Personal responsibility. Everybody wants to put the responsibility on the Democrats or the Republicans or as I did yesterday, the Fed. But you know what? Personal responsibility, did I take out too much, did I do too much, should I have done that. Own up to your own things because that's the only way you'll change things. It's okay if you make mistakes. Everybody makes mistakes. It humbles us, and if we're honest with each other and honest with ourselves, we become stronger.—Glenn BeckAt first glance Beck's admonition that everyone be personally responsible for his or her actions seems laudable. Everyone should take responsibility for what he or she has done, humbly accepting credit when a noble act is performed, and shamefully receiving retribution when a moral or legal offense is committed against God, neighbor, or nation. It just sounds so good that nothing could be critically said. Right? Wrong!
Personal accountability for all of one's acts underlies the whole gospel plan and is the natural outgrowth of the law of free agency. Without such personal responsibility free agency could not operate, for neither rewards nor punishments would follow the exercise of agency. And if there were no rewards or punishments, there would be no salvation or damnation, and so the whole plan of salvation would vanish away. (2 Ne. 2:11-16.) But contrary to the false doctrine which denies personal responsibility for sin, and says instead that men are predestined to salvation or damnation, the Lord has said that men will be punished for their own sins (Second Article of Faith; Articles of Faith, pp. 52-73), and that they will be judged according to the deeds done in the flesh. (Rev. 20:12.)—Bruce McConkie, Mormon Doctrine, 15.
A second major flaw in Beck's notion of personal responsibility lies in the fact that, as pointed out before, the Mormon worldview is relative. There are no absolutes in Mormonism, simply because there is no transcendent object upon which to base them. The "god" of Mormonism does not, nor cannot, exist, due to the contingent nature which Mormons subscribe to in formulating their theology. Hence, whatever moral or ethical decision the Mormon might make is purely subjective. He may be correct in judging one moral or ethical act to be right or wrong, but if pressed on the issue as to why he arrived at such a decision, ultimately that decision amounts to nothing more than personal preference. And personal preferences are a dime-a-dozen, and mean absolutely nothing when determining right from wrong, truth from error, black from white. That's why Beck and his Mormonism falls into the same camp as those he regularly criticizes, namely Obama and the Democrats, because their worldview is as relative as his! Therefore, it is hypocritical of him to be criticizing them, or anything else for that matter.

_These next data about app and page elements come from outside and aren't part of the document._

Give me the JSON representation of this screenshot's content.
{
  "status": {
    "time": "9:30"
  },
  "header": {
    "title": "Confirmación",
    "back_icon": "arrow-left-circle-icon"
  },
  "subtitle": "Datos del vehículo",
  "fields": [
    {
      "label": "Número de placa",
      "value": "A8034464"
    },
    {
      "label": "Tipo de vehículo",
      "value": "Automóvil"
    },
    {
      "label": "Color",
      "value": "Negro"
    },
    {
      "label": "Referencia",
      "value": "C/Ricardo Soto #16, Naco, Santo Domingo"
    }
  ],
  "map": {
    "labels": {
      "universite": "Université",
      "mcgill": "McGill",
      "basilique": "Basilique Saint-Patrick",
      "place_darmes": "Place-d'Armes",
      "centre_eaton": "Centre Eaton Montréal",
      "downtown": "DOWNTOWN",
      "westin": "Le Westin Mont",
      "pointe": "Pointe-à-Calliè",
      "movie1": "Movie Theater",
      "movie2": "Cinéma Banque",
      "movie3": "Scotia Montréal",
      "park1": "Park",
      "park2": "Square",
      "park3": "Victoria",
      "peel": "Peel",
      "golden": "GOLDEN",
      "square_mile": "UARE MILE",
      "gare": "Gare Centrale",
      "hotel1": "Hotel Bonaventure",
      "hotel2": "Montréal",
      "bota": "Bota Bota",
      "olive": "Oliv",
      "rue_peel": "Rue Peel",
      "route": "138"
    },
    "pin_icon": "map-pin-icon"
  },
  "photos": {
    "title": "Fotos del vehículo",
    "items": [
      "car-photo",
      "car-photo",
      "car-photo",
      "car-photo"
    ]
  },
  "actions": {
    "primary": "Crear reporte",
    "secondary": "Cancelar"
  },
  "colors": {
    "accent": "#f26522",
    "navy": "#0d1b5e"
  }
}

Finally, Beck's comments about making mistakes and becoming stronger by them through humble admittance are asinine. In a relative world, where there are no absolutes, there are no mistakes, because there is nothing objective upon which judge them. What one has is chaos and eventually mob rule, both of which our world is seeing more of everyday. Brute power and tyrannical rule eventually come to fruition, as more and more people clamor for someone to step in and bring order. Why? Because even though human beings are in a state of rebellion against God, they still possess the image of God within them, and God is a God of order. Mankind cannot survive in a relatively prescribed world. It must have order, otherwise it will destroy itself. That's why Glenn Beck's principles and values are antithetical to what he claims them to be, because if implemented they would only hasten the destruction of society. They would not bring healing or direction.
As noted in all of the previous criticisms the whole idea of personal responsibility as advocated by Glenn Beck is nonsense. It is born out of the nonsense of Mormonism, and ultimately contributes to society's problems. If personal responsibility is to be upheld as a virtue, then it must take into account what God has to say on the subject, and that starts with man's fall into sin, the sin nature passed on to all human beings, and God's ultimate solution to the problem. Glenn Beck and his Mormonism rejects those starting points, and hence he should be rejected as offering anything of value when discussing personal responsibility, because it means nothing more than his personal, nonsensical opinion.